It is believed the fire started in the Lamp Room, possibly by a discarded cigarette. Fueled by oily straw, rags, and lamp oil, the fire began to spread. By 10:00 a.m. the fire was noticed and Captain Van Schaick was notified of it. Rather then running the ship aground or stop at a landing, he continued on course. This likely fanned the flames and with flammable paint spread the fire out of control.

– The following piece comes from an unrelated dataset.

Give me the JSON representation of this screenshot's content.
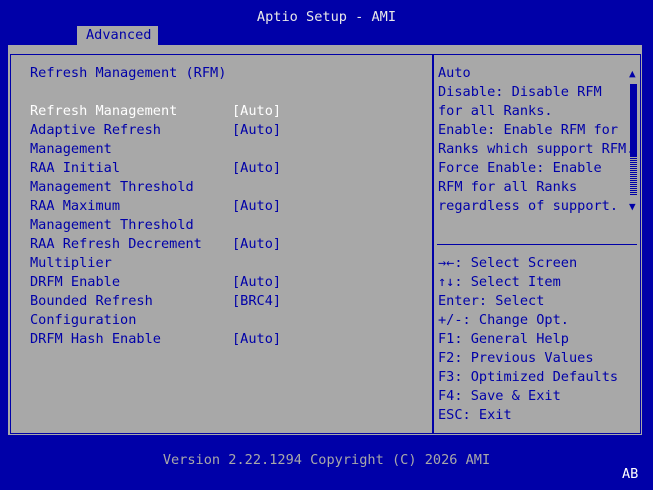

Worse though was that the safety equipment–fire hoses and life jackets– and been left to rot. The fire hoses came apart, the life jackets were in poor condition and some filled with weights, and the lifeboats were tied up making them inaccessible. Also the crew had never had a fire drill so they did not know what to do. People had to jump into the water. Most could not swim and were weighed down by woolen clothing. Worse the life preservers helped children sink rather than float (some of them simply came apart when touched). By the time the General Slocum sank in shallow water at North Brother Island, an estimated 1,021 had burned to death or drowned. Only 321 survived and five crew members died. Captain Van Schaick survived. There were many stories of heroism both on ship and from people ashore trying to help people by forming human chains to pull them out of the water.
Eight were indicted by a Federal grand jury but only Captain Van Schaick was convicted and served time for criminal negligence (though pardoned by President Taft in 1912). Despite evidence of fraudulent inspection records, the Knickerbocker Steamship Company paid a small fine. The incident led to state and federal regulations improving emergency equipment aboard ships.
There are two memorials to the victims of the General Slocum. One is at Lutheran All Faiths Cemetery in Queens, New York where many of the unidentified victims are buried. It is also where the annual memorial service is held. The other is a memorial marble fountain erected in 1906 at Tompkins Square Park in Manhattan.
1. General Slocum Victims Remembered 109 Years(14 June 2013, New York Daily News)
2. PS General Slocum (Wikipedia)
3. The General Slocum : The horror of fire at sea (Jim Kalafus, Encylopedia Titanica)